» **WORK ITEM**
Scan the entries for the word "voor". Every line that has it should be copied.

(Dataset rows describing interfaces)
○ ○ ○

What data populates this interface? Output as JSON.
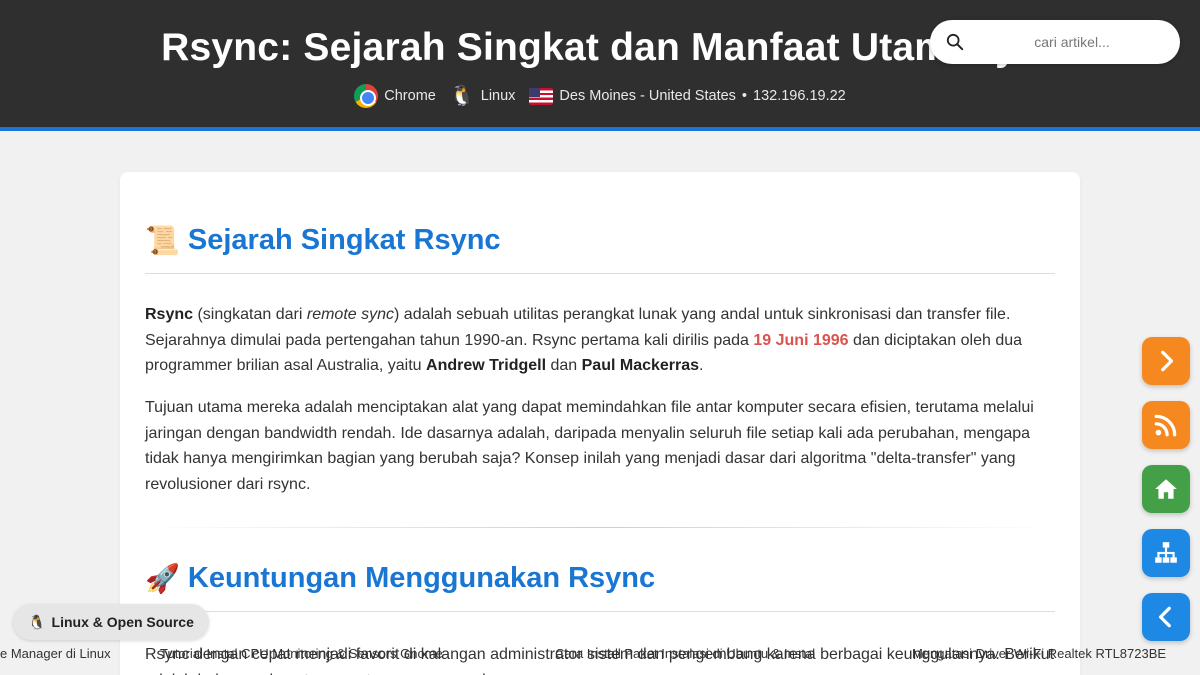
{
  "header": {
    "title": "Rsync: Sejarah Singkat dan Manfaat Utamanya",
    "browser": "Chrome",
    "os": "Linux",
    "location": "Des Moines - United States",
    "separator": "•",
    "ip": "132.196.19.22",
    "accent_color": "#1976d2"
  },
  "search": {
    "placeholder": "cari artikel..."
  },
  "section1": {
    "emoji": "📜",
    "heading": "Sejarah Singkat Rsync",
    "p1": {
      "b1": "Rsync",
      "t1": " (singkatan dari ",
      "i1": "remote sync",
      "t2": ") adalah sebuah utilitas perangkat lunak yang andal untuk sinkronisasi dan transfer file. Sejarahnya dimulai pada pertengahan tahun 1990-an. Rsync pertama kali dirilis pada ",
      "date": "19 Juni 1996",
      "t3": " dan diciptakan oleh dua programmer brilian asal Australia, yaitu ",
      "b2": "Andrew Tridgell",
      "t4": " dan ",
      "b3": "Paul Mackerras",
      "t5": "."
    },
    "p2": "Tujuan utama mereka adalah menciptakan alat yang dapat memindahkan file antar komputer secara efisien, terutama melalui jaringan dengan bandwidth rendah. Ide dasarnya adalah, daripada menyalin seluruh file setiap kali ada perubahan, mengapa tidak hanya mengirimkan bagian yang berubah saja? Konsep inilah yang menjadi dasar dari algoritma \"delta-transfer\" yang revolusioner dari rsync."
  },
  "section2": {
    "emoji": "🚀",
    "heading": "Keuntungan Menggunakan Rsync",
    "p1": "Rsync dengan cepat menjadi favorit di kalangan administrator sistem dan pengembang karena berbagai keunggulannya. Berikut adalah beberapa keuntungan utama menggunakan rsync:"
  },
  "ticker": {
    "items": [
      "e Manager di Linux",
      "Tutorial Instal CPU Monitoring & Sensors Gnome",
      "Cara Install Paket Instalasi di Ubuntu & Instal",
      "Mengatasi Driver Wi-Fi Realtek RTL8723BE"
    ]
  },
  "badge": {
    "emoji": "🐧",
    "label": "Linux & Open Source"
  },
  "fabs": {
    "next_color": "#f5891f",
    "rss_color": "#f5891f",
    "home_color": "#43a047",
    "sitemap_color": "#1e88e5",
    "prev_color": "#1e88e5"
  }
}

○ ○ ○

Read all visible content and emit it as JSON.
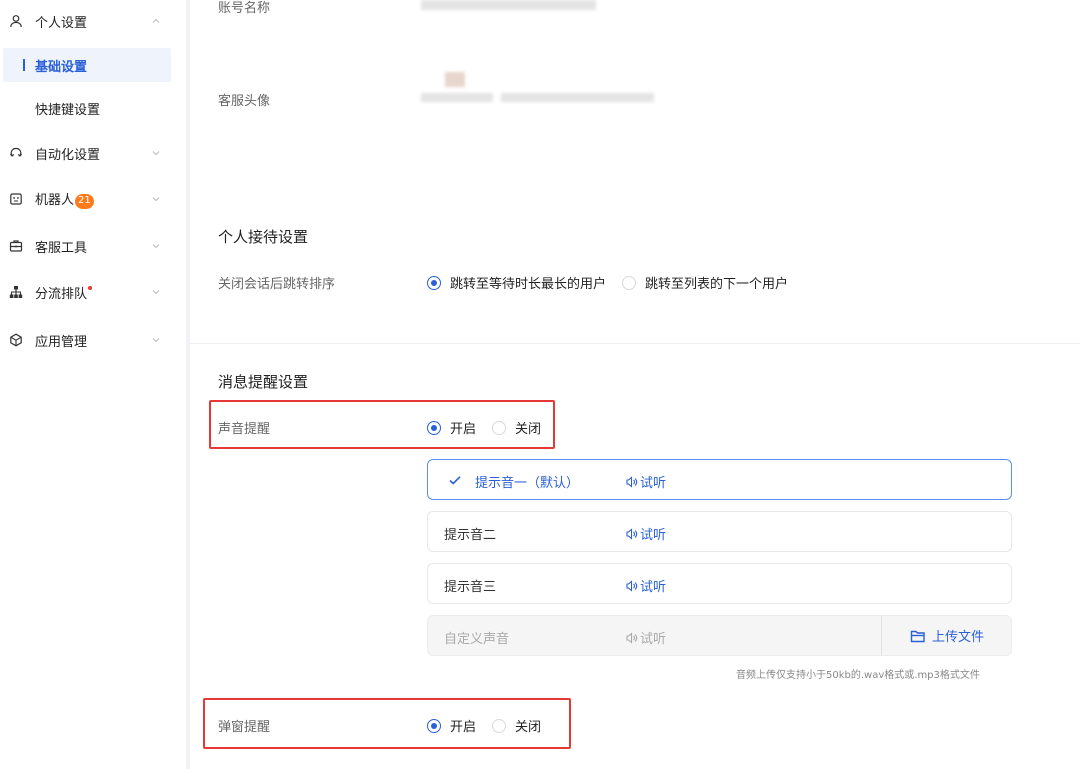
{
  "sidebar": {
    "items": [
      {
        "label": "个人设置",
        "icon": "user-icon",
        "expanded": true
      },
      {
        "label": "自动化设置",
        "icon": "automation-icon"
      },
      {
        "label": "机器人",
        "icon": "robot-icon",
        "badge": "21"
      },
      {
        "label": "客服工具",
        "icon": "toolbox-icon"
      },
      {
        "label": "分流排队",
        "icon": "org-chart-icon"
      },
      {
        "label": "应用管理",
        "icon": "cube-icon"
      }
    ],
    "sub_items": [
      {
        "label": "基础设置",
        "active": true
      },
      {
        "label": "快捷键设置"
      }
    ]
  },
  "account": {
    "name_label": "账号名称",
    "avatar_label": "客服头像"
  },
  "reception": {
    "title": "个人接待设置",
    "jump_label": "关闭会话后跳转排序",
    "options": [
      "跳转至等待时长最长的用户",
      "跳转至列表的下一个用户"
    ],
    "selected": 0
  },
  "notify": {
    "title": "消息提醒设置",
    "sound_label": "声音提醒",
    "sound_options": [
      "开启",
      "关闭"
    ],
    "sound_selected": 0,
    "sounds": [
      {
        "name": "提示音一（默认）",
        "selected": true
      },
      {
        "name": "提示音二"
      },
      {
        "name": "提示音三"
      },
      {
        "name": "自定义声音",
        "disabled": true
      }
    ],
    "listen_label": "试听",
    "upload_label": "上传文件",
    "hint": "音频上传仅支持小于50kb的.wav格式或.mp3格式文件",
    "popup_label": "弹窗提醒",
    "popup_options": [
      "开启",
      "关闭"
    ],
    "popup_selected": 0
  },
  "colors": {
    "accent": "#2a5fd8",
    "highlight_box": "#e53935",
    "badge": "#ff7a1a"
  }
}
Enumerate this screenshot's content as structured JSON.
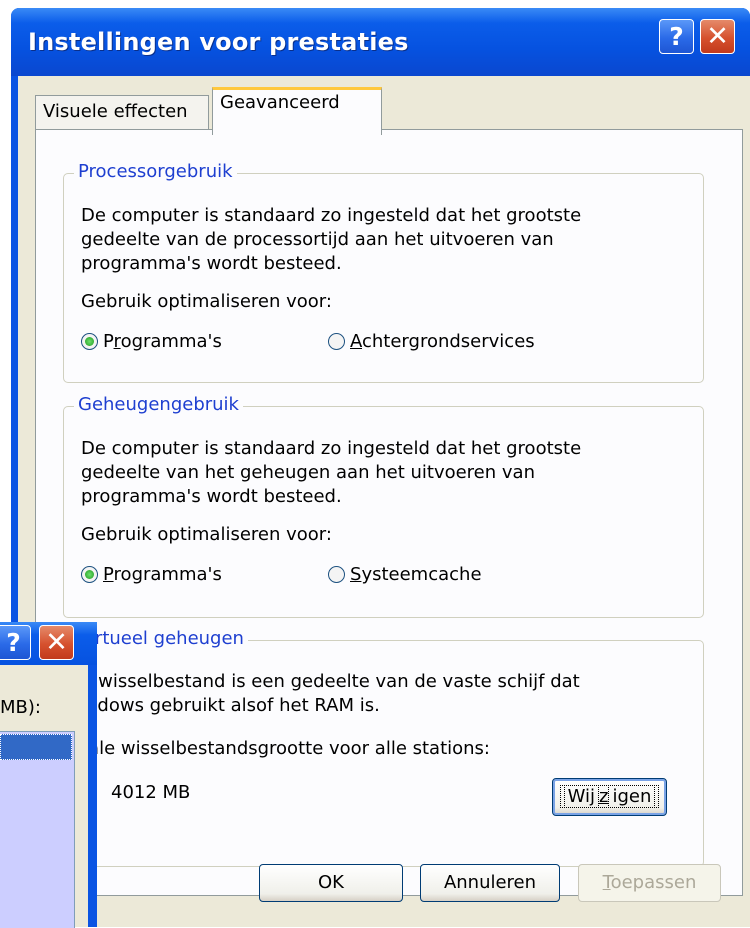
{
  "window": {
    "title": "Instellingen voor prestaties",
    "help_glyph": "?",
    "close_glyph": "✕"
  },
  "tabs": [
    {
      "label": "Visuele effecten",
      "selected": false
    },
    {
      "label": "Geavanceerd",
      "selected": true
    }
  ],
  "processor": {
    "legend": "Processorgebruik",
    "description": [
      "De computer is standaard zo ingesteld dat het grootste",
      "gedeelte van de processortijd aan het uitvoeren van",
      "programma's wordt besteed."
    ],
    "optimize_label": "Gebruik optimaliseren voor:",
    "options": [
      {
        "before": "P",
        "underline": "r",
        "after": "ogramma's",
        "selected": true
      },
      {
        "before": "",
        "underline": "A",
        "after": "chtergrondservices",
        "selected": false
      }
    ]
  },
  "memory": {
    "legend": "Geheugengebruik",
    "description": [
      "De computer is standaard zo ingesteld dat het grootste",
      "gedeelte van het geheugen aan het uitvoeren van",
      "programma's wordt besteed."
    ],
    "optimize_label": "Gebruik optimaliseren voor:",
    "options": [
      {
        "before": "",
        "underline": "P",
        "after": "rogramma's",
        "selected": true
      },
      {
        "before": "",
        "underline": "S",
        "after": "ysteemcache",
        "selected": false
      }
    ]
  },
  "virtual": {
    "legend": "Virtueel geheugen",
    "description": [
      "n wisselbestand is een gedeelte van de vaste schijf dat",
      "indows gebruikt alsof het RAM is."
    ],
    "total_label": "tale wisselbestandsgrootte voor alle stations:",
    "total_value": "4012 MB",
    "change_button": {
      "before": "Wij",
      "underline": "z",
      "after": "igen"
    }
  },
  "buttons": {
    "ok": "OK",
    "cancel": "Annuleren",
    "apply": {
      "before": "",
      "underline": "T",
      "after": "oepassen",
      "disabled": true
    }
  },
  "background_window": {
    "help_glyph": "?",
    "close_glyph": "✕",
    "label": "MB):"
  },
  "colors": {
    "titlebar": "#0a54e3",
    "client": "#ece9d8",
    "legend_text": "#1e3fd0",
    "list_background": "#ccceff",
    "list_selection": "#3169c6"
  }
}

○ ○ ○

» **RESPONSE AREA**
    "title": "Instellingen voor prestaties",
    "optimize_label": "Gebruik optimaliseren voor:",
    "optimize_label": "Gebruik optimaliseren voor:",
    "total_label": "tale wisselbestandsgrootte voor alle stations:",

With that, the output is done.